* What the task asks *
The number of lines containing the word "description" is all you should give; count them in the records below.
* * * *
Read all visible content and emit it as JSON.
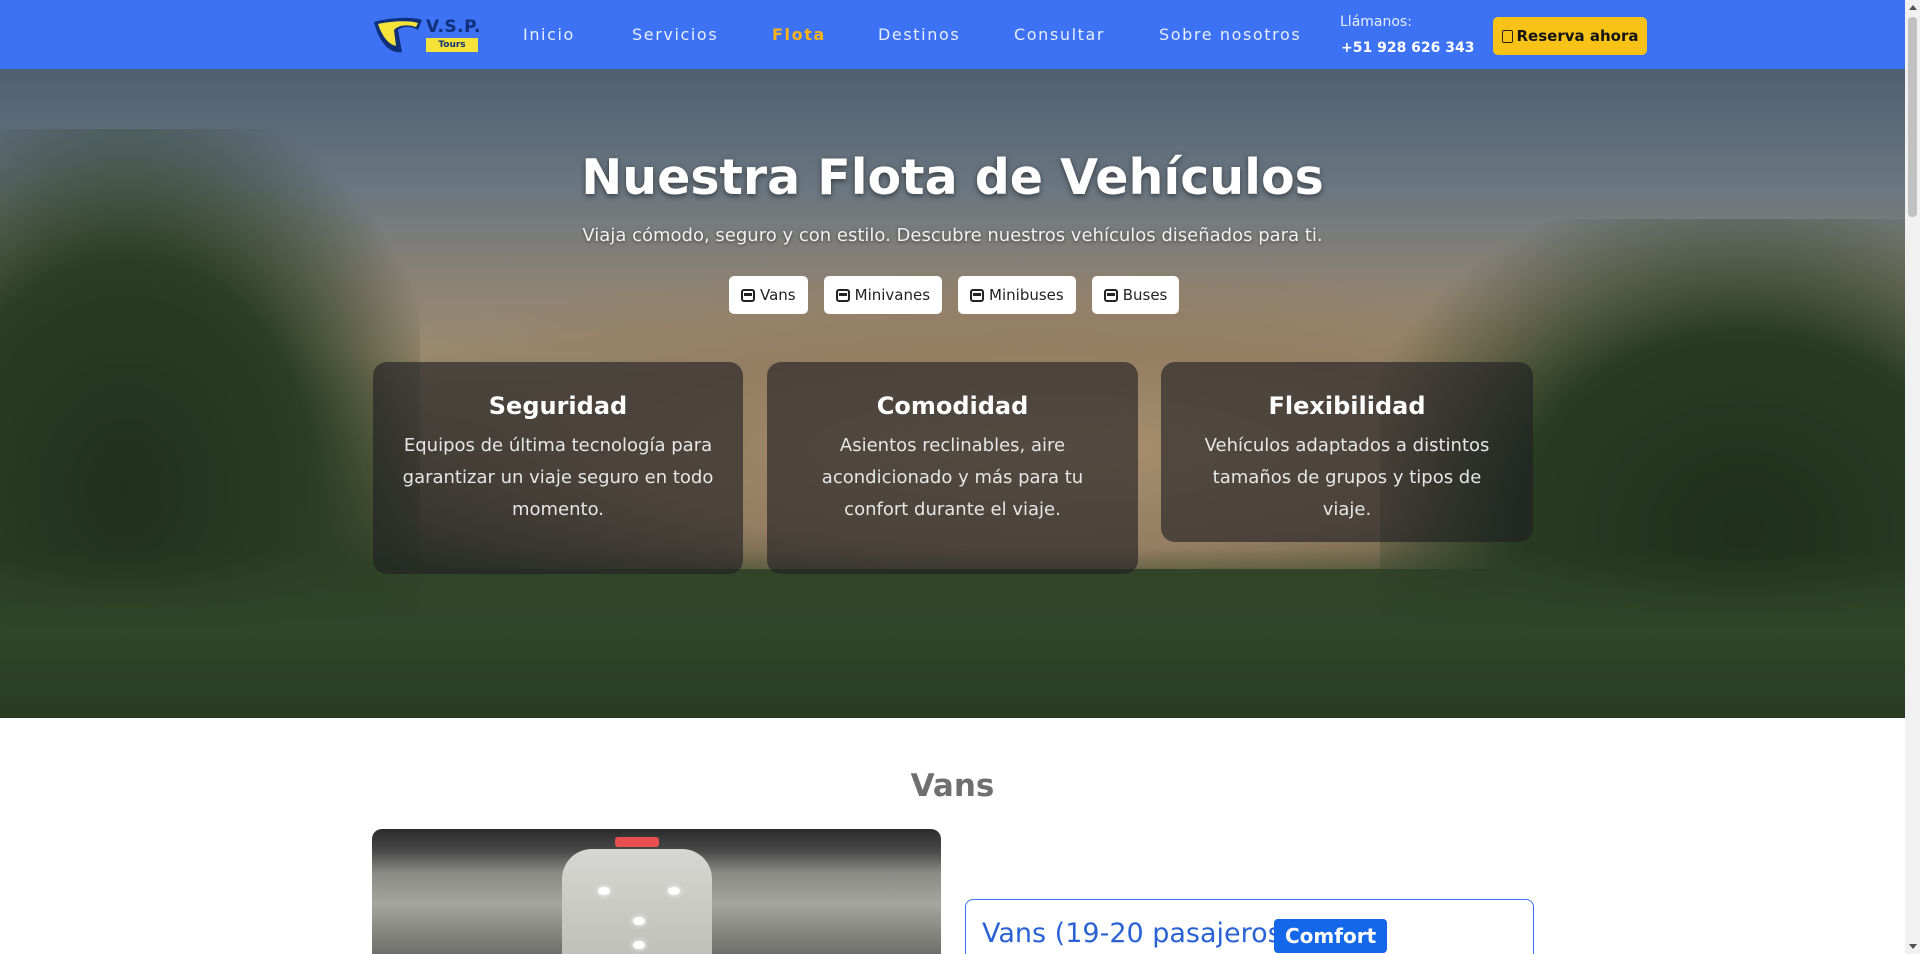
{
  "brand": {
    "name": "V.S.P.",
    "tagline": "Tours",
    "accent": "#3d72f5",
    "highlight": "#f8c316"
  },
  "nav": {
    "items": [
      {
        "label": "Inicio",
        "active": false
      },
      {
        "label": "Servicios",
        "active": false
      },
      {
        "label": "Flota",
        "active": true
      },
      {
        "label": "Destinos",
        "active": false
      },
      {
        "label": "Consultar",
        "active": false
      },
      {
        "label": "Sobre nosotros",
        "active": false
      }
    ],
    "call_label": "Llámanos:",
    "call_phone": "+51 928 626 343",
    "reserve_label": "Reserva ahora",
    "reserve_icon": "calendar-icon"
  },
  "hero": {
    "title": "Nuestra Flota de Vehículos",
    "subtitle": "Viaja cómodo, seguro y con estilo. Descubre nuestros vehículos diseñados para ti.",
    "chips": [
      {
        "label": "Vans",
        "icon": "bus-icon"
      },
      {
        "label": "Minivanes",
        "icon": "bus-icon"
      },
      {
        "label": "Minibuses",
        "icon": "bus-icon"
      },
      {
        "label": "Buses",
        "icon": "bus-icon"
      }
    ],
    "features": [
      {
        "title": "Seguridad",
        "text": "Equipos de última tecnología para garantizar un viaje seguro en todo momento."
      },
      {
        "title": "Comodidad",
        "text": "Asientos reclinables, aire acondicionado y más para tu confort durante el viaje."
      },
      {
        "title": "Flexibilidad",
        "text": "Vehículos adaptados a distintos tamaños de grupos y tipos de viaje."
      }
    ]
  },
  "vans": {
    "section_title": "Vans",
    "card_title": "Vans (19-20 pasajeros)",
    "badge": "Comfort"
  }
}
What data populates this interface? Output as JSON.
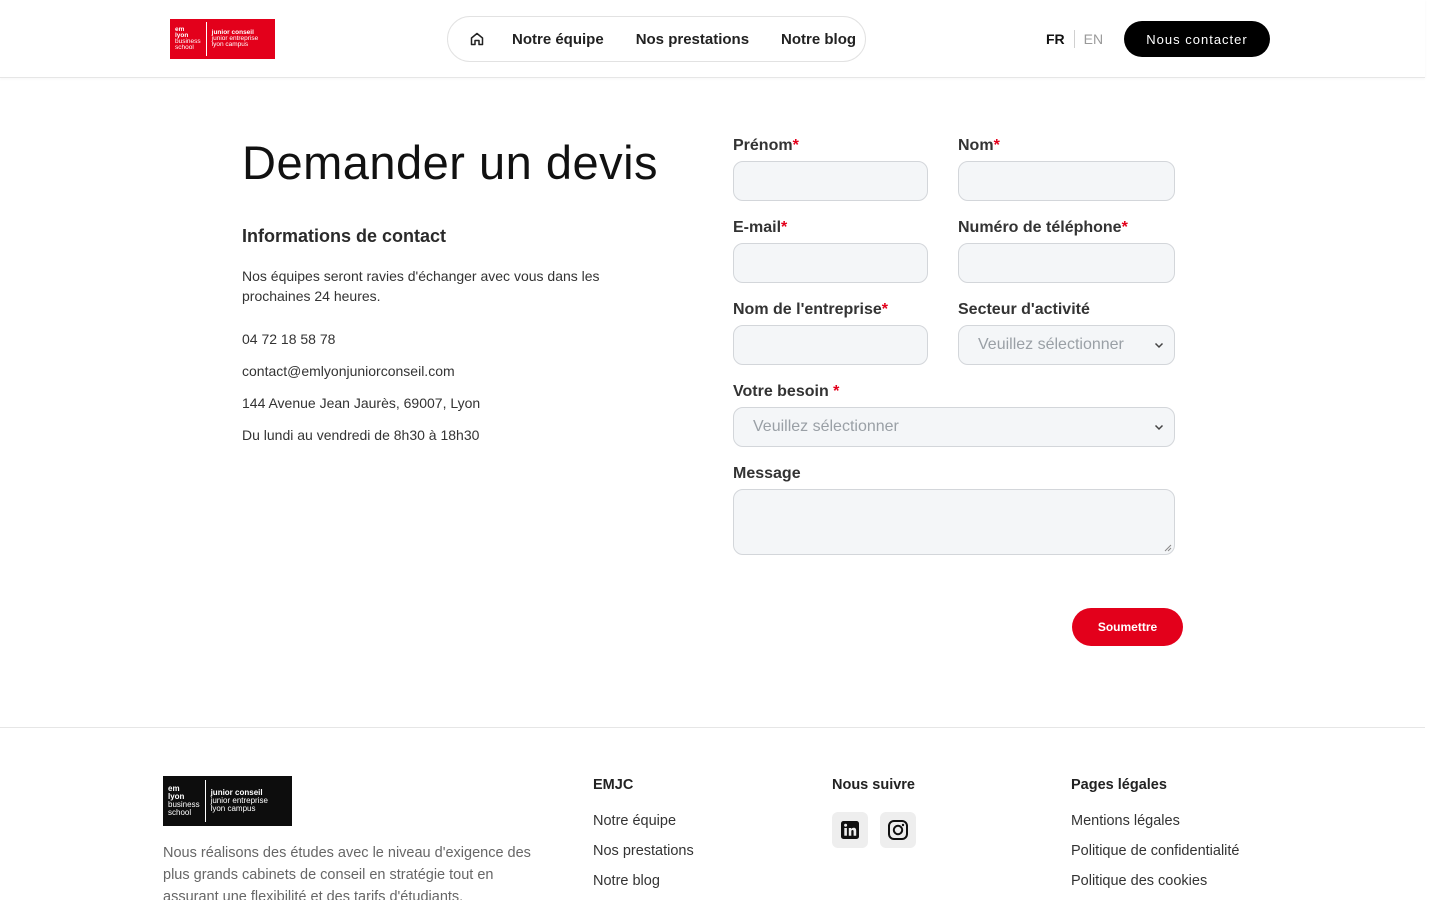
{
  "header": {
    "logo": {
      "left": [
        "em",
        "lyon",
        "business",
        "school"
      ],
      "right": [
        "junior conseil",
        "junior entreprise",
        "lyon campus"
      ]
    },
    "nav": {
      "home_icon": "home-icon",
      "items": [
        "Notre équipe",
        "Nos prestations",
        "Notre blog"
      ]
    },
    "lang": {
      "active": "FR",
      "other": "EN"
    },
    "contact_button": "Nous contacter"
  },
  "left": {
    "title": "Demander un devis",
    "info_title": "Informations de contact",
    "description": "Nos équipes seront ravies d'échanger avec vous dans les prochaines 24 heures.",
    "phone": "04 72 18 58 78",
    "email": "contact@emlyonjuniorconseil.com",
    "address": "144 Avenue Jean Jaurès, 69007, Lyon",
    "hours": "Du lundi au vendredi de 8h30 à 18h30"
  },
  "form": {
    "required_mark": "*",
    "first_name": {
      "label": "Prénom",
      "value": ""
    },
    "last_name": {
      "label": "Nom",
      "value": ""
    },
    "email": {
      "label": "E-mail",
      "value": ""
    },
    "phone": {
      "label": "Numéro de téléphone",
      "value": ""
    },
    "company": {
      "label": "Nom de l'entreprise",
      "value": ""
    },
    "sector": {
      "label": "Secteur d'activité",
      "selected": "Veuillez sélectionner"
    },
    "need": {
      "label": "Votre besoin ",
      "selected": "Veuillez sélectionner"
    },
    "message": {
      "label": "Message",
      "value": ""
    },
    "submit": "Soumettre"
  },
  "footer": {
    "logo": {
      "left": [
        "em",
        "lyon",
        "business",
        "school"
      ],
      "right": [
        "junior conseil",
        "junior entreprise",
        "lyon campus"
      ]
    },
    "description": "Nous réalisons des études avec le niveau d'exigence des plus grands cabinets de conseil en stratégie tout en assurant une flexibilité et des tarifs d'étudiants.",
    "emjc": {
      "title": "EMJC",
      "links": [
        "Notre équipe",
        "Nos prestations",
        "Notre blog"
      ]
    },
    "follow": {
      "title": "Nous suivre",
      "icons": [
        "linkedin-icon",
        "instagram-icon"
      ]
    },
    "legal": {
      "title": "Pages légales",
      "links": [
        "Mentions légales",
        "Politique de confidentialité",
        "Politique des cookies"
      ]
    }
  },
  "colors": {
    "brand_red": "#e3001b",
    "black": "#000000",
    "field_bg": "#f4f6f8"
  }
}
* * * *
* Output *
2